Soon, NASA scientists will launch a spaceborne gadget that will examine the changes in Earth’s crust with a closeup by using advanced radar imaging technology. This earth mapping satellite is known as NISAR (NASA-ISRO SAR), which NASA Jet Propulsion Laboratory, in collaboration with Indian Space Research Organization, built.

However, this satellite will not launch from India until 2024. This innovative space technology intends to operate for three years. It will help to better understand earth sciences like climate change, food security and how to cope with natural disasters.

NISAR is the world’s first satellite that will utilize two wavelength frequencies (L and S microwaves) in radar imaging technology to detect changes as small as 1 cm (0.4 inches) and map Earth’s crust with exceptional details.

Also, it will allow us to observe even minute details about catastrophic events like earthquakes and tsunamis along with long-term monitoring of events like ice sheet collapses, changes in ecosystems, and Earth’s crust evolution.

Another critical factor about NISAR is after every 12 days, and it will provide coverage of the entire Earth. NASA’s mission team is planning to make the data available for the public in 1-2 days, and in an emergency, data can be delivered within hours.

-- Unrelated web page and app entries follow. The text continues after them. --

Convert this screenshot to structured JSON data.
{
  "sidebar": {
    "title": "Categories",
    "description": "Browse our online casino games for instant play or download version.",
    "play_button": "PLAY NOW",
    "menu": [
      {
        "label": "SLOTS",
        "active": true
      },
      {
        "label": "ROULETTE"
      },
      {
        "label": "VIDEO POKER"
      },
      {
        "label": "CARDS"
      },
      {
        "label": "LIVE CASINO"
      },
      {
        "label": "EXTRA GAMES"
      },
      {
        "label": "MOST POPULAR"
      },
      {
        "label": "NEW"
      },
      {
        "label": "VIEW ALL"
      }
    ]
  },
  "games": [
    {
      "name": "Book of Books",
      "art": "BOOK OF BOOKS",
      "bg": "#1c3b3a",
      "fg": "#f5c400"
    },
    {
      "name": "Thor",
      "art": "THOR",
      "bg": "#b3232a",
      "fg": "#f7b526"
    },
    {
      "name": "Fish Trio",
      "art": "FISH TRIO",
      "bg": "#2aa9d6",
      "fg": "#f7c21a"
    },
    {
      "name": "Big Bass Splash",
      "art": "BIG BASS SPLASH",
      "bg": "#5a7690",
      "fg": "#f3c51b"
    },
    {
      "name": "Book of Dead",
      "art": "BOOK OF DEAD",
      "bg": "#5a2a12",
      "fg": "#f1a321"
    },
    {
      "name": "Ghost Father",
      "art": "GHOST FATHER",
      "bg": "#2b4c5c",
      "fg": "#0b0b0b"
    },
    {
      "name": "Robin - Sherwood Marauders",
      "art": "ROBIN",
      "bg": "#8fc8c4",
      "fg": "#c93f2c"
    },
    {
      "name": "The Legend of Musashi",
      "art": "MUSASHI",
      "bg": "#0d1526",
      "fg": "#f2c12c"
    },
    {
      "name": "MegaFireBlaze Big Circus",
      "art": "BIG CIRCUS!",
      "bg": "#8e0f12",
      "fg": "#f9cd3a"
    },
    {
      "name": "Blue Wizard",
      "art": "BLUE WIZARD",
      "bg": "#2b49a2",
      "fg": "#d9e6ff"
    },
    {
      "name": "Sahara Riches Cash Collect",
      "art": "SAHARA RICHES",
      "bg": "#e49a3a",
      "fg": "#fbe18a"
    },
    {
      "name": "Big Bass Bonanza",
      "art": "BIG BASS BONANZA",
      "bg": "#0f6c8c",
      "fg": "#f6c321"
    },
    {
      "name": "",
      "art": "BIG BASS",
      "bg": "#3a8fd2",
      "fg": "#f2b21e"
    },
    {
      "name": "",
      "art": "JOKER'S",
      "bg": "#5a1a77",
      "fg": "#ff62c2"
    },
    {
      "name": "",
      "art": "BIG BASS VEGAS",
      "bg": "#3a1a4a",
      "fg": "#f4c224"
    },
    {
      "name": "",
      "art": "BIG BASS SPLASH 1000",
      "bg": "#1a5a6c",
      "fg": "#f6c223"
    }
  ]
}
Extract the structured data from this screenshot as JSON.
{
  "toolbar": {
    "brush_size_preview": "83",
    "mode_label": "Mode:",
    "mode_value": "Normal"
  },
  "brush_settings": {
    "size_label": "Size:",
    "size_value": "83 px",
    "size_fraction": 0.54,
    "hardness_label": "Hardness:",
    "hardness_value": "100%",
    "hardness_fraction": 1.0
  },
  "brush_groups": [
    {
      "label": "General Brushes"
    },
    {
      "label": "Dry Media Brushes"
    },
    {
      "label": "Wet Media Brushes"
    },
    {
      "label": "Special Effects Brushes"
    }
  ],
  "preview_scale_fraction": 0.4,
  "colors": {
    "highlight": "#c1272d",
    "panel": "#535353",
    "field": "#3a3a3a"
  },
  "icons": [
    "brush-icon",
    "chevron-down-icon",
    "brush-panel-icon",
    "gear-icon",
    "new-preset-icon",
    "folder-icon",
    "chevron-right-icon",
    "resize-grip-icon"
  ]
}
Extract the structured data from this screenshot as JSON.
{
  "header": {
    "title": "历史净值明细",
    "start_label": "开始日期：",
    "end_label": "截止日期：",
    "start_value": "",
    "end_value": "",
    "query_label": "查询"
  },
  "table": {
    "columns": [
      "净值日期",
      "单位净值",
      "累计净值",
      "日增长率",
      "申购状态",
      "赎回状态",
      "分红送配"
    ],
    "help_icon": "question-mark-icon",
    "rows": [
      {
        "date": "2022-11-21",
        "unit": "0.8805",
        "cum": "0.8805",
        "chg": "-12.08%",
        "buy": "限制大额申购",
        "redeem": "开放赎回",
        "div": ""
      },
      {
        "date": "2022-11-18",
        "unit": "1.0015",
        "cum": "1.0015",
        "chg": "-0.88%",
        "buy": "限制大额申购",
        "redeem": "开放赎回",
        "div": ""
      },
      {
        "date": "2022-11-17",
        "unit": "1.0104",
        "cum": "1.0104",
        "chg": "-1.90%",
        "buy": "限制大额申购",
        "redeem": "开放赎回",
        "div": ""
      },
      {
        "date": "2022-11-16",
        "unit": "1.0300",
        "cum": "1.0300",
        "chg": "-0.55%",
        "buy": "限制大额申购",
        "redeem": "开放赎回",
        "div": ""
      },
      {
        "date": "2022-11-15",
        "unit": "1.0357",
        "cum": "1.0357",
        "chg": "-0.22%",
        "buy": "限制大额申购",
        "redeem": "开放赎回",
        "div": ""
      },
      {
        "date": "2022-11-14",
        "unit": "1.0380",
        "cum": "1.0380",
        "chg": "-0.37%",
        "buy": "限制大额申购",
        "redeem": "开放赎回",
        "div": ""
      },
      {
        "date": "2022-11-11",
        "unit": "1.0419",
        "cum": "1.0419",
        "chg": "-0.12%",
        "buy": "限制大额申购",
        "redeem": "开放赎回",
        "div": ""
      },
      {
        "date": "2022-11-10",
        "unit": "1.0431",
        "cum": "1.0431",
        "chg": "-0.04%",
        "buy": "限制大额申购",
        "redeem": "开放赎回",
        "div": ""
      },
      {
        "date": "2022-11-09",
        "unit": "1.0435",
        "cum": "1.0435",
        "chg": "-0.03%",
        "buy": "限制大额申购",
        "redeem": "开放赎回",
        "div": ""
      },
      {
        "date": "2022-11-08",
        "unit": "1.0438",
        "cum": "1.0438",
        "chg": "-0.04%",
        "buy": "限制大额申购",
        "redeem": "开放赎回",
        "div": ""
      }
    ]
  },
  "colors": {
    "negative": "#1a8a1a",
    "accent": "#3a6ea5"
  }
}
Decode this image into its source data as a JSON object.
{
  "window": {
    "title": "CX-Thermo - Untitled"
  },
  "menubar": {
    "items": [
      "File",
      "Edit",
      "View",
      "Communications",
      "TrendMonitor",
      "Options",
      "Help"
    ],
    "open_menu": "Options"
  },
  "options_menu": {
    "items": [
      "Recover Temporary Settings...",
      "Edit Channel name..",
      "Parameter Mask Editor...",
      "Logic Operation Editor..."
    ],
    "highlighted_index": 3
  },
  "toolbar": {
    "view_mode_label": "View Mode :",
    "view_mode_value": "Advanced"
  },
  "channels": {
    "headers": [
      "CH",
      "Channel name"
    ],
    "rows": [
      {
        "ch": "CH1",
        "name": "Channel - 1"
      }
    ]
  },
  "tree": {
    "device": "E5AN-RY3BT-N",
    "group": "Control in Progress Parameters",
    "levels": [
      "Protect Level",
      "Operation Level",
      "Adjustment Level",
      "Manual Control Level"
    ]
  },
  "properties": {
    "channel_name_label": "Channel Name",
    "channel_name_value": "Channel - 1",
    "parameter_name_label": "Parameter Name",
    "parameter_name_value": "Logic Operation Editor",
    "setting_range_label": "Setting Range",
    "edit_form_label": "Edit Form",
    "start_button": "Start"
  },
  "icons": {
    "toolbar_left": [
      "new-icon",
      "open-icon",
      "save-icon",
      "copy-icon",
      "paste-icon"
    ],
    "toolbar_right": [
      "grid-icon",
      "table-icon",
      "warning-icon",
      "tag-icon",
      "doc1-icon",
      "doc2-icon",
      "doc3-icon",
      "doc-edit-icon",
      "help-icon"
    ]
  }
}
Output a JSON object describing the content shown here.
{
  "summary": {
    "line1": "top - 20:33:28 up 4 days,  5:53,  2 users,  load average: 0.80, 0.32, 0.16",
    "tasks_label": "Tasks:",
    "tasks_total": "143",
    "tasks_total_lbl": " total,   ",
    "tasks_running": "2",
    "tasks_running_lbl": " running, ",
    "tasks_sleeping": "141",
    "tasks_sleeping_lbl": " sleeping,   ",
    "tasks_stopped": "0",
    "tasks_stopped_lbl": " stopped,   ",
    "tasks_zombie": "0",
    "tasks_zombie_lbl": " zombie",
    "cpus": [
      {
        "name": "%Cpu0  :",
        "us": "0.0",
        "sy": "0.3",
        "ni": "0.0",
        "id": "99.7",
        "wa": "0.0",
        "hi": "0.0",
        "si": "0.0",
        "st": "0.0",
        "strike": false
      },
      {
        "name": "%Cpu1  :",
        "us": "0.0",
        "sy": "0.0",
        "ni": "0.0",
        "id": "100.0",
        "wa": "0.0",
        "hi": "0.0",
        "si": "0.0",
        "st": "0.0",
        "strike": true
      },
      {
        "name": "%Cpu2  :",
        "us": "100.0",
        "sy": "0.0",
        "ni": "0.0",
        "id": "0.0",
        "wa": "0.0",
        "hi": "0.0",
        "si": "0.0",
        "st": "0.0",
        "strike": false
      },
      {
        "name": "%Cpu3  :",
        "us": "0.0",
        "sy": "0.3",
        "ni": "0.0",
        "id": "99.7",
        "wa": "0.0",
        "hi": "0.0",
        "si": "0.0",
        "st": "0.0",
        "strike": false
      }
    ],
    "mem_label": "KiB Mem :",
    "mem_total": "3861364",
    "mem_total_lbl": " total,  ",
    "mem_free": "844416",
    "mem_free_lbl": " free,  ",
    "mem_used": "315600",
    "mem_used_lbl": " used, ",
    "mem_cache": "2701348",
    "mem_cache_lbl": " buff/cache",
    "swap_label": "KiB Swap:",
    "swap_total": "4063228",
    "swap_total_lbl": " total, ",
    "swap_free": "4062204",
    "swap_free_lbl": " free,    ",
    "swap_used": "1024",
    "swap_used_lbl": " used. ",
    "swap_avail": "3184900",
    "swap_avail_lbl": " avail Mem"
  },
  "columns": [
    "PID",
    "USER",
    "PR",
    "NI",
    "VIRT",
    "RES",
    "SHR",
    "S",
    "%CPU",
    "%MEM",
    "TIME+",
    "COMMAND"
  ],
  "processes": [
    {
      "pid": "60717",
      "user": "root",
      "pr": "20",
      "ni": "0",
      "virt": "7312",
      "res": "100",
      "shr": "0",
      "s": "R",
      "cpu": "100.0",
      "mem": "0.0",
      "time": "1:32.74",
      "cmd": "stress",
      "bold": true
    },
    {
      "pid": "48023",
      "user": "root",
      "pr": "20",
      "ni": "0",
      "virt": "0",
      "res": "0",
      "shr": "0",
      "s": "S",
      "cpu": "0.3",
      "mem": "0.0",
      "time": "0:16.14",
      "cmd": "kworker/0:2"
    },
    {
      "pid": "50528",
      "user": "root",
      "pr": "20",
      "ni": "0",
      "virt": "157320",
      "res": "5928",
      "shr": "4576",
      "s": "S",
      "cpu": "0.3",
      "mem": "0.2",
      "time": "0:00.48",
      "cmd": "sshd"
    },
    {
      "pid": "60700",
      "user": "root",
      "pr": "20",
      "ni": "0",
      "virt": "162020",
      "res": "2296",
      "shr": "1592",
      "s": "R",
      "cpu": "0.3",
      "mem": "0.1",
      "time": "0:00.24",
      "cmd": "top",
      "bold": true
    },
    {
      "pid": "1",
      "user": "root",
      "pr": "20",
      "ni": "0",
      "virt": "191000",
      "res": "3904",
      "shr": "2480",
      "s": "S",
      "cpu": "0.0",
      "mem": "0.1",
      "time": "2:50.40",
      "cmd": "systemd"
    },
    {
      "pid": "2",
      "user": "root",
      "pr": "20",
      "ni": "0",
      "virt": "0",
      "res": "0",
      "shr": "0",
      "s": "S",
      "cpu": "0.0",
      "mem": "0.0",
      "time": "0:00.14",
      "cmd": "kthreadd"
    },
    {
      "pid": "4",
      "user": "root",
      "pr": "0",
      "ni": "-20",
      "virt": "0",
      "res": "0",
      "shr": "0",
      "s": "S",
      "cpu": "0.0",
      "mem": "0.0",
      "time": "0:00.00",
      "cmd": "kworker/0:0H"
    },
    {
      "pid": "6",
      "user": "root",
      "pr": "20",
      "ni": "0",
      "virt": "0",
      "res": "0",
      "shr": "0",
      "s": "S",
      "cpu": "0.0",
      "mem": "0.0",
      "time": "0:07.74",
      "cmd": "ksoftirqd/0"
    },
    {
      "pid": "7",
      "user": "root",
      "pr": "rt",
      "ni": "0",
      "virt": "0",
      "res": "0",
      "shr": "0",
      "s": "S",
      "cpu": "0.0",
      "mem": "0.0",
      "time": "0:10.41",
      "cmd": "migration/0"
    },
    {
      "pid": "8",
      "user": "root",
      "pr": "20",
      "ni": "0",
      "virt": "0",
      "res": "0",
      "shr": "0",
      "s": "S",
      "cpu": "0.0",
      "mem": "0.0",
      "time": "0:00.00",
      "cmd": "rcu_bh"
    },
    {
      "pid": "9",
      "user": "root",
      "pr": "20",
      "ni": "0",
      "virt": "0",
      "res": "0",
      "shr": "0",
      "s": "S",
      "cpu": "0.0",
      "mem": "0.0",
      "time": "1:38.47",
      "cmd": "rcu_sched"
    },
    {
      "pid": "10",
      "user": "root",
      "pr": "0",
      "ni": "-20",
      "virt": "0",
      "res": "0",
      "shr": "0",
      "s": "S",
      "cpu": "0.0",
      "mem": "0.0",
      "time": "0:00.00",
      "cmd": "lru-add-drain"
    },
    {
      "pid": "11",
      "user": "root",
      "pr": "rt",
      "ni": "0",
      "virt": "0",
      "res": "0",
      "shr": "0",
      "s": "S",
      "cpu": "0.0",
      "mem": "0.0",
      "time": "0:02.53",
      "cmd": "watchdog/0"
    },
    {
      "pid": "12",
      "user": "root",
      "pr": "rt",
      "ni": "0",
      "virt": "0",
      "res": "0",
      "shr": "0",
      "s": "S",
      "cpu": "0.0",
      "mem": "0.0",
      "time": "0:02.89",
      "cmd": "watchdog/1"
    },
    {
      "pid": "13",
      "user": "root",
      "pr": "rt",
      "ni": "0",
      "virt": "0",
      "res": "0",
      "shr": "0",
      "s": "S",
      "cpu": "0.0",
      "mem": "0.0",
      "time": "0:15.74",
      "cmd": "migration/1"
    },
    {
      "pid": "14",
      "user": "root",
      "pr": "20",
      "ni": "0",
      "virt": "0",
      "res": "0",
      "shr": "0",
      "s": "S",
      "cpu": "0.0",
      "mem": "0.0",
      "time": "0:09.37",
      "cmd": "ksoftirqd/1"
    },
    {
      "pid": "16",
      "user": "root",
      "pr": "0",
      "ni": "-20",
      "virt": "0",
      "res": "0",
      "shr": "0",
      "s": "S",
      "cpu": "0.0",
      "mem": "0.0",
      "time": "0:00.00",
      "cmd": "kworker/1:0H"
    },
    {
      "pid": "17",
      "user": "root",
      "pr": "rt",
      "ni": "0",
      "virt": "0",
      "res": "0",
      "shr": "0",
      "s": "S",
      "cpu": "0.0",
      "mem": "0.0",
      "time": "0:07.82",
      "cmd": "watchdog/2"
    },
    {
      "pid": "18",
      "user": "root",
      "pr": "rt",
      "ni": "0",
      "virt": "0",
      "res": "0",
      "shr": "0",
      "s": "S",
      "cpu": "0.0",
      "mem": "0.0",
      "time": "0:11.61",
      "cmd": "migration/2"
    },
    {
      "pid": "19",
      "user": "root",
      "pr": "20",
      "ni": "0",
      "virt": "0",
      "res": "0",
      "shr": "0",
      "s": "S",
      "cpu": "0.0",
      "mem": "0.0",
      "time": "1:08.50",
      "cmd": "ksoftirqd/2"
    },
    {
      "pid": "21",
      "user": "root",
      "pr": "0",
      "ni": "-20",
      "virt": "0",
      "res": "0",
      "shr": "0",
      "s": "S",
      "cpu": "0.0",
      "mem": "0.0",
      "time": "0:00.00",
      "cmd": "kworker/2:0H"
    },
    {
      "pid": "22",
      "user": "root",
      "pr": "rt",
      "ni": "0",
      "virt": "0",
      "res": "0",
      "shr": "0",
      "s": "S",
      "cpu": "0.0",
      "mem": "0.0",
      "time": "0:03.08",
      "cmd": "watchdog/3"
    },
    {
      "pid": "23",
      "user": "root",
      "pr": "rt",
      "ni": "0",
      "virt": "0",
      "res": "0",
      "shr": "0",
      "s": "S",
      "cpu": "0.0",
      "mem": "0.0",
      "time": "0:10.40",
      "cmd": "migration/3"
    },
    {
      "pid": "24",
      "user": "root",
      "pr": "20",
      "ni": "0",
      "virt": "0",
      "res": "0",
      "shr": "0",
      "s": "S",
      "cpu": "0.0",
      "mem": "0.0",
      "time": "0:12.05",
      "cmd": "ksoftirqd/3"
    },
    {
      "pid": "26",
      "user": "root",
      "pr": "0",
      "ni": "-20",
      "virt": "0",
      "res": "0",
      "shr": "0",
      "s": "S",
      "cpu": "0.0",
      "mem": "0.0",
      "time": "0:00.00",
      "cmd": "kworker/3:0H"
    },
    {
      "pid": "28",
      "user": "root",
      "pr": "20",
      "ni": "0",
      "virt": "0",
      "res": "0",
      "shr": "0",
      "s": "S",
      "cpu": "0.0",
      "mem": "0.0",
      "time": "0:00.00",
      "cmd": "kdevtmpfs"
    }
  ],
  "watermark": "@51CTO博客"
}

NISAR is expected to cost $1.5 billion and become the world’s most expensive radar imaging satellite. But its cost can be justified by the provided important information.